In the material below, find the line containing "Output a JSON" and output it and all lines after it exactly, through the last one, without the pictures.

THE RECORDS Block Start

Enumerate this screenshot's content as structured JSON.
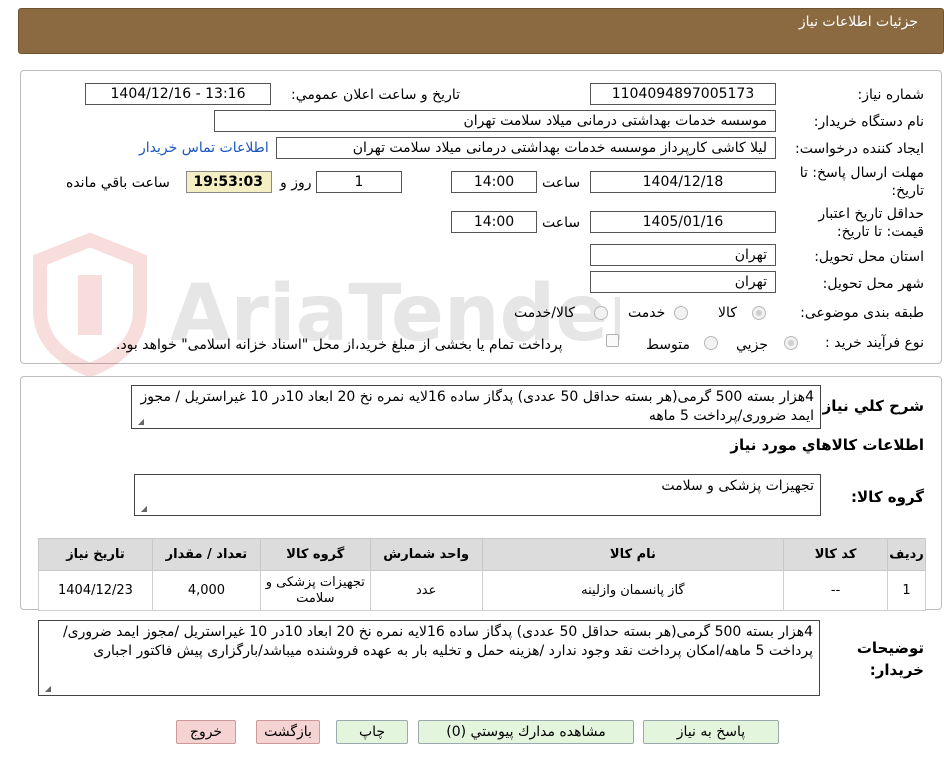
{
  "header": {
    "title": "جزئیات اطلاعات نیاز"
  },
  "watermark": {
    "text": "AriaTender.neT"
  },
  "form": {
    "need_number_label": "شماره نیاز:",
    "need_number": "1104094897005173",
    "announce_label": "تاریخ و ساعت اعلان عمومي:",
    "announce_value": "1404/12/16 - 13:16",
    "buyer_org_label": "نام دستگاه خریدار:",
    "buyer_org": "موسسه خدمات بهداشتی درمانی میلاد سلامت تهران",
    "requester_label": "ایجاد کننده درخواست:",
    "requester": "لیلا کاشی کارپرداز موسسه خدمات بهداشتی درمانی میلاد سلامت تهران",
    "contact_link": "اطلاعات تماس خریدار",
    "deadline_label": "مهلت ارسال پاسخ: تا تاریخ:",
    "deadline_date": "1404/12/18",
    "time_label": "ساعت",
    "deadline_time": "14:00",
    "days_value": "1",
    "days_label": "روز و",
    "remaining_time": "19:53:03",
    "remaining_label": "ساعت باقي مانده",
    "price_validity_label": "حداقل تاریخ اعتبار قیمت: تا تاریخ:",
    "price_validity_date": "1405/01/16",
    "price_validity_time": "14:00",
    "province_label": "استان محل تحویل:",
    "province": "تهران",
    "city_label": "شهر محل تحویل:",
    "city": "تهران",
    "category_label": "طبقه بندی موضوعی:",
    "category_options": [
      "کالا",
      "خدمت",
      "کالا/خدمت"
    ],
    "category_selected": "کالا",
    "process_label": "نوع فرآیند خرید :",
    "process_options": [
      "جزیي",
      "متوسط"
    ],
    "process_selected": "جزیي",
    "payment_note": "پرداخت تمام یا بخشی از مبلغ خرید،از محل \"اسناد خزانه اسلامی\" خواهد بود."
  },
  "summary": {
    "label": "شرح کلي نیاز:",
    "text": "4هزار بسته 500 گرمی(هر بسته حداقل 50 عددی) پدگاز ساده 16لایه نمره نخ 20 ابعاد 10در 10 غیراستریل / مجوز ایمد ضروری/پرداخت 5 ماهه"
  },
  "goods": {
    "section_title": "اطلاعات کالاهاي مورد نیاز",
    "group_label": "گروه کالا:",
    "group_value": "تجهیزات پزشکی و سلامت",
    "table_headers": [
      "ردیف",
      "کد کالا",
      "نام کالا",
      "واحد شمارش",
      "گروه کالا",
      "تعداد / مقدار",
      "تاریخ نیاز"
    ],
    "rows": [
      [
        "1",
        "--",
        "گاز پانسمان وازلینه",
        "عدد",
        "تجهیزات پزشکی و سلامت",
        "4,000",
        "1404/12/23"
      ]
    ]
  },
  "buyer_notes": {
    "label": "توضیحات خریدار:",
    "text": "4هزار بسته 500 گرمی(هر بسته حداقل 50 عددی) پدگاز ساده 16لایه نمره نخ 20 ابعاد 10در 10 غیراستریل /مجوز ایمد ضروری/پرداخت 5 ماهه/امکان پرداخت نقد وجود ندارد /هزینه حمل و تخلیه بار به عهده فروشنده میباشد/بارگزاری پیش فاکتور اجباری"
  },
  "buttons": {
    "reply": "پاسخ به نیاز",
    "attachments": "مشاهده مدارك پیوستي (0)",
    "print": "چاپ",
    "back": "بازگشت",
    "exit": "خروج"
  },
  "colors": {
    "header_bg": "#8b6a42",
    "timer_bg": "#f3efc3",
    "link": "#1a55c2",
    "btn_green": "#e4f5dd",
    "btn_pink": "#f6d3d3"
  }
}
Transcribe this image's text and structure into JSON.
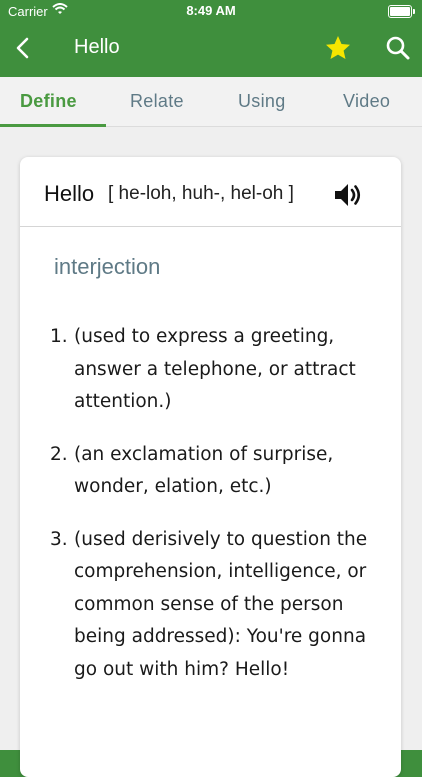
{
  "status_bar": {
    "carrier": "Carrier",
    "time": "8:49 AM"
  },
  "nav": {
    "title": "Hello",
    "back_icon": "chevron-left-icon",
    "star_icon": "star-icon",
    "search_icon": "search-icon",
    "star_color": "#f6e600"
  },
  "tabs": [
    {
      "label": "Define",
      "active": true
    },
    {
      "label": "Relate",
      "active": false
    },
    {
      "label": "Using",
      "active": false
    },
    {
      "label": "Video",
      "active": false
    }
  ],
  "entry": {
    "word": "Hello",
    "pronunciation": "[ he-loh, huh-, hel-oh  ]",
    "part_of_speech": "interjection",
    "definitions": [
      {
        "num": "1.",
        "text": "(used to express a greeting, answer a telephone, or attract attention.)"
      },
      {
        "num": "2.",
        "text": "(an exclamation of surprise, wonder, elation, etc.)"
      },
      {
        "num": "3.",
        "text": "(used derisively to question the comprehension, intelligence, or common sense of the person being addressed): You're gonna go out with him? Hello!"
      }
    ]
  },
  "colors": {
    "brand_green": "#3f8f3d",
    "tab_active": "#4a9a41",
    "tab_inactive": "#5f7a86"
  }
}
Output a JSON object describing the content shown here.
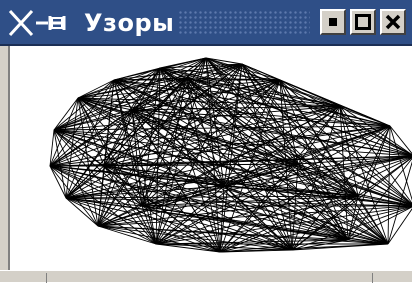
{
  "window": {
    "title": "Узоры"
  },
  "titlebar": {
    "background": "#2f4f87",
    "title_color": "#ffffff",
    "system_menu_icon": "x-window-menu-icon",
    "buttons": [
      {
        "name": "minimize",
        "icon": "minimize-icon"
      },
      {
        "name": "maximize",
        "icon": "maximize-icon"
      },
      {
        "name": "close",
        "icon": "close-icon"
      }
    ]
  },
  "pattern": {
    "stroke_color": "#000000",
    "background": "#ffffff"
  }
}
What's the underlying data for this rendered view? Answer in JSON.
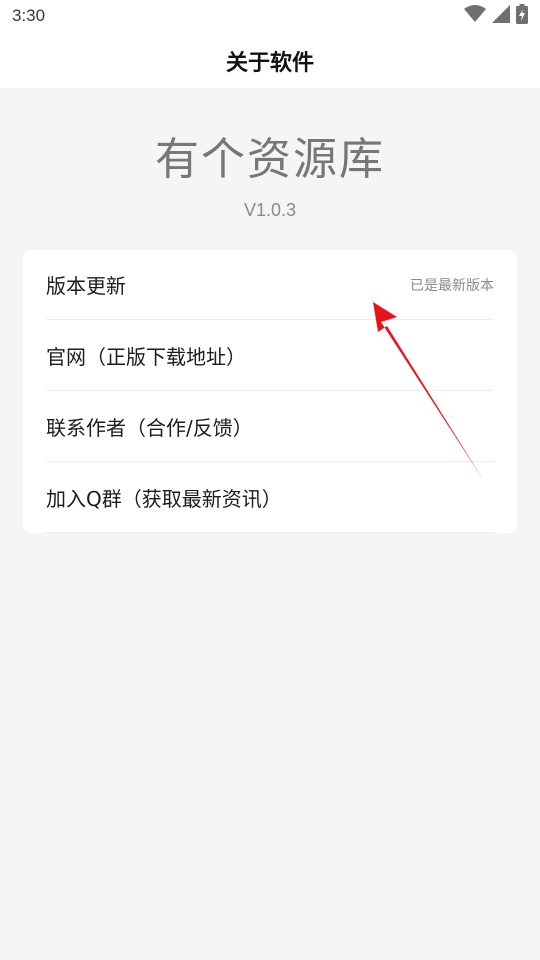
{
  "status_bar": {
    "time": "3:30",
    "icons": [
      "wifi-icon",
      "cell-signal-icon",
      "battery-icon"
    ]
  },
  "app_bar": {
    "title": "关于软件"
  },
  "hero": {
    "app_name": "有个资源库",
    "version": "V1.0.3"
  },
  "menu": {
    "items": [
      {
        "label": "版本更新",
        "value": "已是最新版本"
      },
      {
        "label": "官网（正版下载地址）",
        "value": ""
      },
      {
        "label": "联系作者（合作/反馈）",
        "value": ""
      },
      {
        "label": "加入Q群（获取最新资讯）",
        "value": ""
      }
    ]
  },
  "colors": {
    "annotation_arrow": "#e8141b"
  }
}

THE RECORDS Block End

* _RESULT FOR THIS TASK_
Output a JSON object describing the content shown here.
{
  "window": {
    "title": "Узоры"
  },
  "titlebar": {
    "background": "#2f4f87",
    "title_color": "#ffffff",
    "system_menu_icon": "x-window-menu-icon",
    "buttons": [
      {
        "name": "minimize",
        "icon": "minimize-icon"
      },
      {
        "name": "maximize",
        "icon": "maximize-icon"
      },
      {
        "name": "close",
        "icon": "close-icon"
      }
    ]
  },
  "pattern": {
    "stroke_color": "#000000",
    "background": "#ffffff"
  }
}
What's the underlying data for this rendered view? Answer in JSON.
{
  "status_bar": {
    "time": "3:30",
    "icons": [
      "wifi-icon",
      "cell-signal-icon",
      "battery-icon"
    ]
  },
  "app_bar": {
    "title": "关于软件"
  },
  "hero": {
    "app_name": "有个资源库",
    "version": "V1.0.3"
  },
  "menu": {
    "items": [
      {
        "label": "版本更新",
        "value": "已是最新版本"
      },
      {
        "label": "官网（正版下载地址）",
        "value": ""
      },
      {
        "label": "联系作者（合作/反馈）",
        "value": ""
      },
      {
        "label": "加入Q群（获取最新资讯）",
        "value": ""
      }
    ]
  },
  "colors": {
    "annotation_arrow": "#e8141b"
  }
}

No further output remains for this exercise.